During the March 2 meeting, 15 people from the community of Shandon spoke to the Board about the proposed developments. One person, George Becker, said that he supports building affordable housing, but that he doesn’t think these developments are the best solution.
Interviewed later, Becker, who is the former chairman of the Shandon Advisory Committee, said, “The downtown area has a lot of people crammed in the houses … I have no opposition [to building more homes] but I think it has to be managed slow because we have no infrastructure for it.”
Others at the March 2 board meeting spoke on their concerns about taking the land out of the Williamson Act.

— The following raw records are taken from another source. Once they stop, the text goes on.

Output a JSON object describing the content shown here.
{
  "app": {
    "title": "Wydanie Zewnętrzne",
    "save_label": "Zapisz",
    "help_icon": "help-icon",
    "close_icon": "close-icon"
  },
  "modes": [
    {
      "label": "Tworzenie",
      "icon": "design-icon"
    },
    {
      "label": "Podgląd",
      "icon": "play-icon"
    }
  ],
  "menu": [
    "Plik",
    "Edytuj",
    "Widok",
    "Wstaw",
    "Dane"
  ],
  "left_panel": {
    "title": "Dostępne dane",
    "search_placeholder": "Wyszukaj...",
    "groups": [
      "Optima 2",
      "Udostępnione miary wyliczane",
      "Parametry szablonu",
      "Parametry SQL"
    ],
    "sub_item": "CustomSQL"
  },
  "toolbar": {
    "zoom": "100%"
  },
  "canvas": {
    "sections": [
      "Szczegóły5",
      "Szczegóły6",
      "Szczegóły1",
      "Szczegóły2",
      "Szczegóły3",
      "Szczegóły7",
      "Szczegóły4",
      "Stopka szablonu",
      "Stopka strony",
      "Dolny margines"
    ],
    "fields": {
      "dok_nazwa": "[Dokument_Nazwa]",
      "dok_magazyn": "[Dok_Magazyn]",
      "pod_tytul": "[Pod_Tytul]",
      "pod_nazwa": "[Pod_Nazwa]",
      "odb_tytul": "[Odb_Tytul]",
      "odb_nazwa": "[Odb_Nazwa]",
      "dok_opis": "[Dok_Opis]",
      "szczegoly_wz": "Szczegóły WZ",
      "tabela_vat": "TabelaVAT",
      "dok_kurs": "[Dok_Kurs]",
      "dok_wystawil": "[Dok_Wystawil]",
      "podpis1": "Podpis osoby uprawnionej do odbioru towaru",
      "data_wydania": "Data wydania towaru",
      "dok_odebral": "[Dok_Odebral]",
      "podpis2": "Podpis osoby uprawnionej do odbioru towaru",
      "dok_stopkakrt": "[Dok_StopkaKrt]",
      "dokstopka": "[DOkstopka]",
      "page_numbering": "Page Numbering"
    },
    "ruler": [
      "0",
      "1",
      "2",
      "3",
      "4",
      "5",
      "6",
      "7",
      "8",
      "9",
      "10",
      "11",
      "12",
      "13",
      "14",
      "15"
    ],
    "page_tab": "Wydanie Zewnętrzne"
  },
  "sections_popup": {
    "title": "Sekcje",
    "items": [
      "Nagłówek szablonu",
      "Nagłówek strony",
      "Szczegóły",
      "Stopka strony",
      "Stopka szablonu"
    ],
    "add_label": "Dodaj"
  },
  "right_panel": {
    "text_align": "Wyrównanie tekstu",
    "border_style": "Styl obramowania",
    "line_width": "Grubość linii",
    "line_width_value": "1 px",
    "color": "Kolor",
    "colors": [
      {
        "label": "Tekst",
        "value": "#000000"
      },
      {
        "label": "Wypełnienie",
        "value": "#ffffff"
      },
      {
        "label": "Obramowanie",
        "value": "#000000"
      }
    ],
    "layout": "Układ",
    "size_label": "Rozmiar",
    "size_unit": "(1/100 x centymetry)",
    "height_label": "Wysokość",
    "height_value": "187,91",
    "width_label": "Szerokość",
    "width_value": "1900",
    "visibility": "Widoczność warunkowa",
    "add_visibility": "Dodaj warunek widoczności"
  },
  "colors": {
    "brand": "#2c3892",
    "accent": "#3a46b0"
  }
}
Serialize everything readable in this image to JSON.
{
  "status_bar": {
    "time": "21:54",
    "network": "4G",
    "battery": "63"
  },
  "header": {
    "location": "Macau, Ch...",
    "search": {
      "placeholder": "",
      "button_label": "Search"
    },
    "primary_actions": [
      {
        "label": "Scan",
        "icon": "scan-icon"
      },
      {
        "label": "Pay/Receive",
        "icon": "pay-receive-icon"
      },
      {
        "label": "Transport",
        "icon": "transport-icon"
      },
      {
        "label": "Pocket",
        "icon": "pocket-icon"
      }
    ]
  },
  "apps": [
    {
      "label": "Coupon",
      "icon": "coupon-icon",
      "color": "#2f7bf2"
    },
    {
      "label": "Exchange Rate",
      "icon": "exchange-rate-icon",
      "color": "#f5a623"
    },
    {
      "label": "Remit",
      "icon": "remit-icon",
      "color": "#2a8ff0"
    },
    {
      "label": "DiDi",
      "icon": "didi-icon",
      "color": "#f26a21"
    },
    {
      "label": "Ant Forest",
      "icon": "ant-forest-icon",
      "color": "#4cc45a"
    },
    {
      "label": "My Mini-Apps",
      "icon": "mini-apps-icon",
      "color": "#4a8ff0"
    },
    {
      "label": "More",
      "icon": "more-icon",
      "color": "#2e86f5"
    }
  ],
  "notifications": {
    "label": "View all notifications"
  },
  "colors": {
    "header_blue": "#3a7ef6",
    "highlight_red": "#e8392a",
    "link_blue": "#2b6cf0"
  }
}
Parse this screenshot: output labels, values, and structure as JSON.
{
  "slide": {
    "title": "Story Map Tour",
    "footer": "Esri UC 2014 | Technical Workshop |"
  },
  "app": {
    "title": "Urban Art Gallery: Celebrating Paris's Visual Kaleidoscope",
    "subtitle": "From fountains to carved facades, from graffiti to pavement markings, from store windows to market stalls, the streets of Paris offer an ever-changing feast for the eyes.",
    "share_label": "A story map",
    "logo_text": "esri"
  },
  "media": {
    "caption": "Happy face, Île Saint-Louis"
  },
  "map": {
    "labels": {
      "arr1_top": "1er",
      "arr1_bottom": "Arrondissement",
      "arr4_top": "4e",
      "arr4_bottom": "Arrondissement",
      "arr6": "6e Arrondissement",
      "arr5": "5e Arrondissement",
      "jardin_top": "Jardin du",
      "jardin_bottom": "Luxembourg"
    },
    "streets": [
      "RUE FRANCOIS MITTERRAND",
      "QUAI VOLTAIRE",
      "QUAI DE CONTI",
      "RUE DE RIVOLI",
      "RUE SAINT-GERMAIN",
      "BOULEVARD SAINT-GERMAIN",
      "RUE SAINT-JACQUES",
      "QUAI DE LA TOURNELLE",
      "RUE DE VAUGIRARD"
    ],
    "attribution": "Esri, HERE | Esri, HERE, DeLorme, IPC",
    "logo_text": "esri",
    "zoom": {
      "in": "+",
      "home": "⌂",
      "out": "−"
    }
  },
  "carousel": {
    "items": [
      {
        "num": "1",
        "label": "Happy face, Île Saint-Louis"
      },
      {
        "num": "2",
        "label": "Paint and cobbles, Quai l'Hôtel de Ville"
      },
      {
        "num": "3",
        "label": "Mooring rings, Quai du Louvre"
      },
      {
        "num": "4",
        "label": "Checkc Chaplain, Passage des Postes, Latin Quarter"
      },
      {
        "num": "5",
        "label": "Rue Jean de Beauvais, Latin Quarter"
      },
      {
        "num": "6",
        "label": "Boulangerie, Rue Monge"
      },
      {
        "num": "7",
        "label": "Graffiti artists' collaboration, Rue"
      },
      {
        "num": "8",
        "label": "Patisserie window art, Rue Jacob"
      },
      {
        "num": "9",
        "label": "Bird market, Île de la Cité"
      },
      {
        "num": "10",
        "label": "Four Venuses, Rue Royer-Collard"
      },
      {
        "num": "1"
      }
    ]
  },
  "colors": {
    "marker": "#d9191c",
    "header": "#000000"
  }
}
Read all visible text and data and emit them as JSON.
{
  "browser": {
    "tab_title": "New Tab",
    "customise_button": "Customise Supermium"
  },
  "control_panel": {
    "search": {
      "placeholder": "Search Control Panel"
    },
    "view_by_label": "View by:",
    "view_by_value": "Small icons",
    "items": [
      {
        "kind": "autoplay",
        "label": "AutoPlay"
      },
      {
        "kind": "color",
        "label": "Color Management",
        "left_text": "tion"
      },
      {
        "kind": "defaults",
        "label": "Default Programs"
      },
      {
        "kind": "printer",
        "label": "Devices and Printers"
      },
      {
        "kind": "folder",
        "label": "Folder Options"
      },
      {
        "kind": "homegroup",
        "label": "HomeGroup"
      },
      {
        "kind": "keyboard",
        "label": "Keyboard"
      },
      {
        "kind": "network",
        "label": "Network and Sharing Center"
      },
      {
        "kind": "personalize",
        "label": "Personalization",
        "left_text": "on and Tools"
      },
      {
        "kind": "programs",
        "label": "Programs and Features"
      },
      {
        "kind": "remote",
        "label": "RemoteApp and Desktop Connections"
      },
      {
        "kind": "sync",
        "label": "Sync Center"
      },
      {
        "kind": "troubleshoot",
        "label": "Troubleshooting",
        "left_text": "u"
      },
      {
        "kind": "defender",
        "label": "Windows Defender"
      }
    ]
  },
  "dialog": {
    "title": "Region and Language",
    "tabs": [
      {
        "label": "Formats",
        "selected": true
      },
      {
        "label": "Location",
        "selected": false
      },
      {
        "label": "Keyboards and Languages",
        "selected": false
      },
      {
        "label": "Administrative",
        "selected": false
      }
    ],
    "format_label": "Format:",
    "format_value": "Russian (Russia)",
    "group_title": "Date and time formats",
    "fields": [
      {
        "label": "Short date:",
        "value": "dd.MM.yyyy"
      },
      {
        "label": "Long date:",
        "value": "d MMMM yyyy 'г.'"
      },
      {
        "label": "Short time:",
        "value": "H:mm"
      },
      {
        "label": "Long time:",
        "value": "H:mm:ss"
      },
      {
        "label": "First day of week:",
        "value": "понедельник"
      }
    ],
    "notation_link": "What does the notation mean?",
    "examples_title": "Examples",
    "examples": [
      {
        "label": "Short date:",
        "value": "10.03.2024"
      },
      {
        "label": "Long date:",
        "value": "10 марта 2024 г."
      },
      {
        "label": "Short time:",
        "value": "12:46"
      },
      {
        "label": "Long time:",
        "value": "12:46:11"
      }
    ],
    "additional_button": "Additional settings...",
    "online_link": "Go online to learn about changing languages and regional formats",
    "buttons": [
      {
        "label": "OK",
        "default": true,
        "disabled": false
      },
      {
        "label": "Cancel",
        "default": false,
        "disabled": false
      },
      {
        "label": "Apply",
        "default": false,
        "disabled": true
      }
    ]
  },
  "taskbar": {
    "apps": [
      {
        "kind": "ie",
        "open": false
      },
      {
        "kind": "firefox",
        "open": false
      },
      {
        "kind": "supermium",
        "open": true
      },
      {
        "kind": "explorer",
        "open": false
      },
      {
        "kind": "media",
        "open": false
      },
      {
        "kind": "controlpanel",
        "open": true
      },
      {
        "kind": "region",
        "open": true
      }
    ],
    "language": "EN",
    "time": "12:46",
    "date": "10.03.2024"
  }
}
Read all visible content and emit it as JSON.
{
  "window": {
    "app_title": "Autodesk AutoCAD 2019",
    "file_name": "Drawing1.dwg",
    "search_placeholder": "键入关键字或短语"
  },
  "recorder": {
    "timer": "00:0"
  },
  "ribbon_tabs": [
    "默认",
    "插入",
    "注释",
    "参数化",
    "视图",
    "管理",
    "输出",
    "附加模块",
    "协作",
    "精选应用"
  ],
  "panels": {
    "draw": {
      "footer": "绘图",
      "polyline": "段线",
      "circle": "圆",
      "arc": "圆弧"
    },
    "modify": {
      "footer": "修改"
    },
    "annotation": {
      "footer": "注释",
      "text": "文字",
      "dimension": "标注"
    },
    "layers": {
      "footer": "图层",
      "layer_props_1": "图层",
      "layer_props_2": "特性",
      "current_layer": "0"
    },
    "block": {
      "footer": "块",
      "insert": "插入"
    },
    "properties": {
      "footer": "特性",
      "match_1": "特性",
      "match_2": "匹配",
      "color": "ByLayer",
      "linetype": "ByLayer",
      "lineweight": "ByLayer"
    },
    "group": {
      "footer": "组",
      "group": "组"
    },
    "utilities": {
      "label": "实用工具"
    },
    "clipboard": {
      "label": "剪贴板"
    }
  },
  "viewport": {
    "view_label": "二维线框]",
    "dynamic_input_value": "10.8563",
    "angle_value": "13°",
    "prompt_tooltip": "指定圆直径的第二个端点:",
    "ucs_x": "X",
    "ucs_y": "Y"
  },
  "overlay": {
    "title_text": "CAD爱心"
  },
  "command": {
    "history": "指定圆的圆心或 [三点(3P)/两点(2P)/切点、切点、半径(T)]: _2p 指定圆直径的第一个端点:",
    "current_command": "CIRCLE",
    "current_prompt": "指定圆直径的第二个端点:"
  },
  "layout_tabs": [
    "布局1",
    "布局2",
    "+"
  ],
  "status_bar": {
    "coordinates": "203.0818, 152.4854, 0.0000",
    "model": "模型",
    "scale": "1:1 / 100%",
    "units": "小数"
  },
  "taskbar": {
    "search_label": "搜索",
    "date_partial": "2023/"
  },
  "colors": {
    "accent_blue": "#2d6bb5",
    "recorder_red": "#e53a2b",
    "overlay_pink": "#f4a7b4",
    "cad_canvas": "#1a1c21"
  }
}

There are 822,037 acres in Williamson Act contracts throughout the county, according to Warren Hoag, principal planner with the county Planning Department. That is roughly 70 percent of all agricultural land, about 55 percent of private land, or approximately 40 percent of all land in the county, he said.
There are state criteria that landowners must meet if they want Williamson Act contracts cancelled, and only four or five have ever been approved, Hoag said.
“Each one of those has been a unique situation,” he said.
One was a parcel that Hoag said was so small it hardly made sense to have it as a agriculture preserve, two others—in Cayucos and Morro Bay—were ranches that were divided by Highway 1, with small portions of land on the west that were eventually taken out of contract; and the fourth was in Edna Valley, where the landowners took a smaller portion of Williamson Act land out of contract in exchange for putting in a larger parcel.
The hardest criteria for landowners to meet, Hoag said, is “that there’s no other land in the area that’s not under contract that can’t be put to that same use they want to put that land to once they’re out from under contract.”
Canceling a contract is so difficult that Hoag said most landowners looking to get out from the Williamson Act choose to file a notice of non-renewal. People can’t change the use of their land for 10 years after filing a non-renewal, but they do not have to prove anything to the county. He said the county gets between five and 10 non-renewal filings each year.
If a landowner goes through with a request for cancellation, the county looks at the property and the owner presents reasons to cancel. During the process, the case is sent to the state Department of Conservation, which oversees the Williamson Act. The department makes a recommendation to the board, but the board doesn’t have to follow it.
If the county decides to cancel the contract, and the Department of Conservation disagrees with the decision, it can sue.
“The other risk [to canceling Williamson Act contracts] is … precedent,” Lilley said. “By easily canceling the Williamson Act contract are we sending a message for all the other property owners out there who have Williamson Act contracts with us that we’re easy? That if they come to us, because of what we did in Shandon, that they’ll have a good case to cancel their contracts, too? Then, in the long run, will that undermine agriculture all over the county?”
Agriculture was worth about $5.2 million in 2003, according to the County Agriculture Department. Agriculture production made up 3.2 percent of all jobs in the county and 5.1 percent of the gross product last year, according to Dan Hamilton, director of economics at the UC Santa Barbara Economic Forecast Project.
If building more housing is what the community of Shandon decides to do, it doesn’t have to take land out of Williamson Act contracts to do it. According to Professor Doyle, planners could significantly expand the town without expanding the urban boundary.
Shandon is currently more than 60 percent built out within the urban boundary, according to Lilley.